== Task requirements ==
Return each line of the records with nothing changed, pictures excepted.

== Source information ==

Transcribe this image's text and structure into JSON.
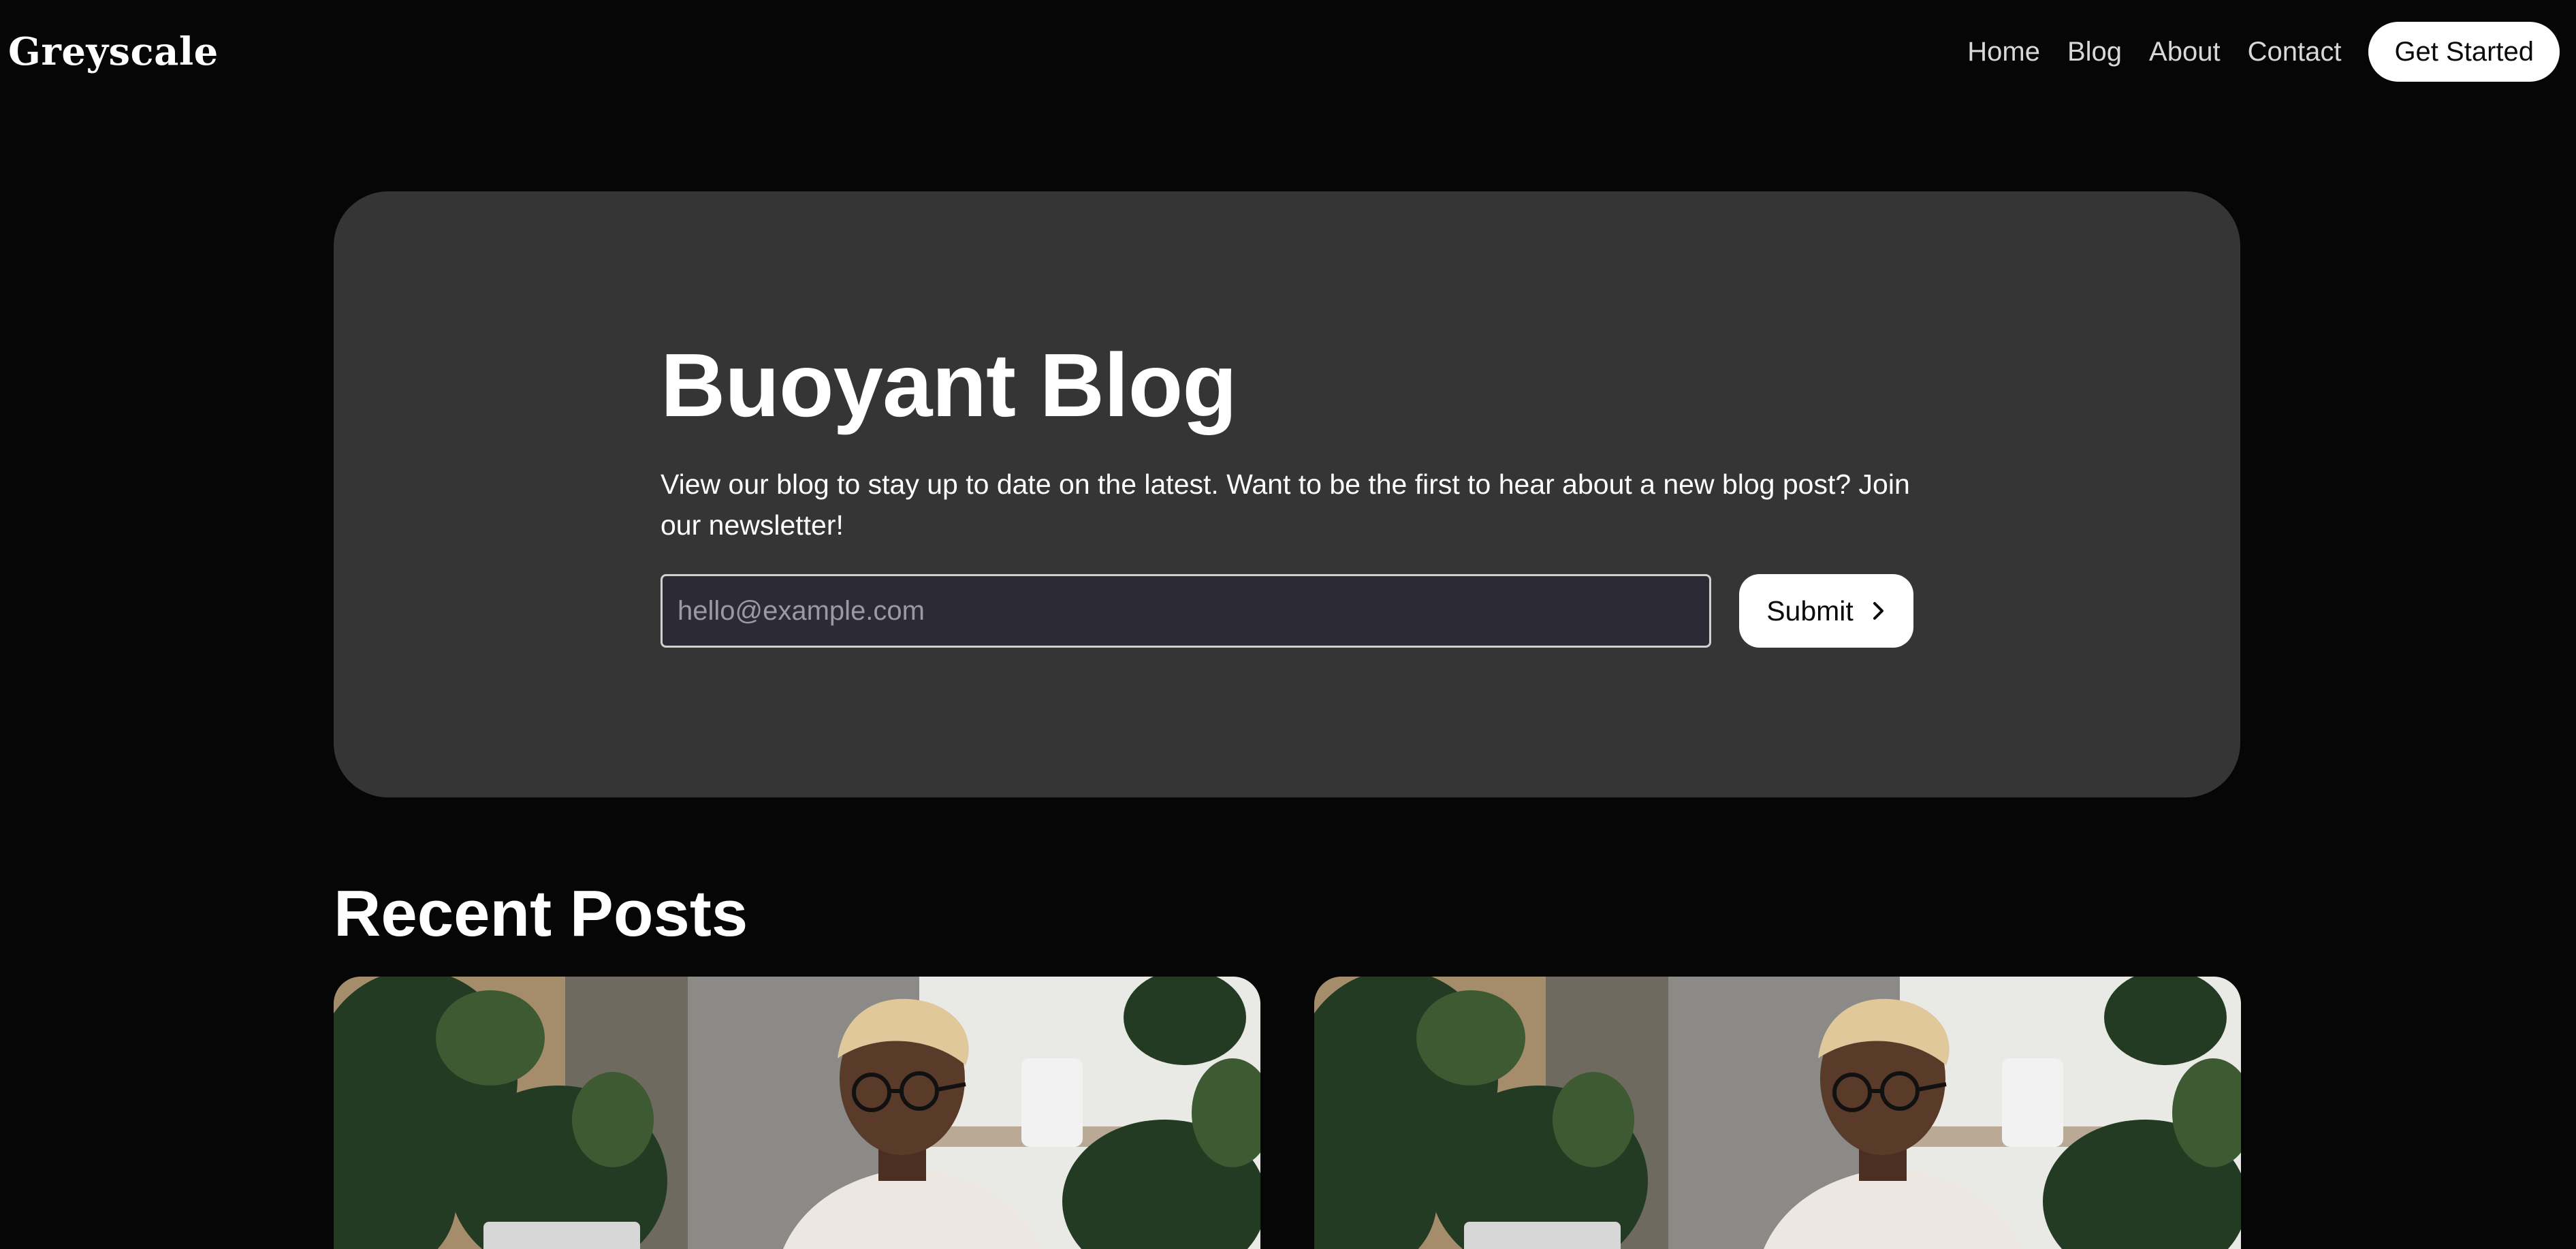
{
  "header": {
    "brand": "Greyscale",
    "nav": [
      {
        "label": "Home"
      },
      {
        "label": "Blog"
      },
      {
        "label": "About"
      },
      {
        "label": "Contact"
      }
    ],
    "cta_label": "Get Started"
  },
  "hero": {
    "title": "Buoyant Blog",
    "description": "View our blog to stay up to date on the latest. Want to be the first to hear about a new blog post? Join our newsletter!",
    "email_placeholder": "hello@example.com",
    "email_value": "",
    "submit_label": "Submit",
    "submit_icon": "chevron-right-icon"
  },
  "recent": {
    "title": "Recent Posts",
    "posts": [
      {
        "image": "man-with-glasses-laptop-plants-photo"
      },
      {
        "image": "man-with-glasses-laptop-plants-photo"
      }
    ]
  },
  "colors": {
    "page_bg": "#060606",
    "hero_bg": "#353535",
    "input_bg": "#2c2b35",
    "button_bg": "#ffffff",
    "text": "#ffffff"
  }
}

== Finished exercise ==
Transcribe this image's text and structure into JSON.
{
  "header": {
    "brand": "Greyscale",
    "nav": [
      {
        "label": "Home"
      },
      {
        "label": "Blog"
      },
      {
        "label": "About"
      },
      {
        "label": "Contact"
      }
    ],
    "cta_label": "Get Started"
  },
  "hero": {
    "title": "Buoyant Blog",
    "description": "View our blog to stay up to date on the latest. Want to be the first to hear about a new blog post? Join our newsletter!",
    "email_placeholder": "hello@example.com",
    "email_value": "",
    "submit_label": "Submit",
    "submit_icon": "chevron-right-icon"
  },
  "recent": {
    "title": "Recent Posts",
    "posts": [
      {
        "image": "man-with-glasses-laptop-plants-photo"
      },
      {
        "image": "man-with-glasses-laptop-plants-photo"
      }
    ]
  },
  "colors": {
    "page_bg": "#060606",
    "hero_bg": "#353535",
    "input_bg": "#2c2b35",
    "button_bg": "#ffffff",
    "text": "#ffffff"
  }
}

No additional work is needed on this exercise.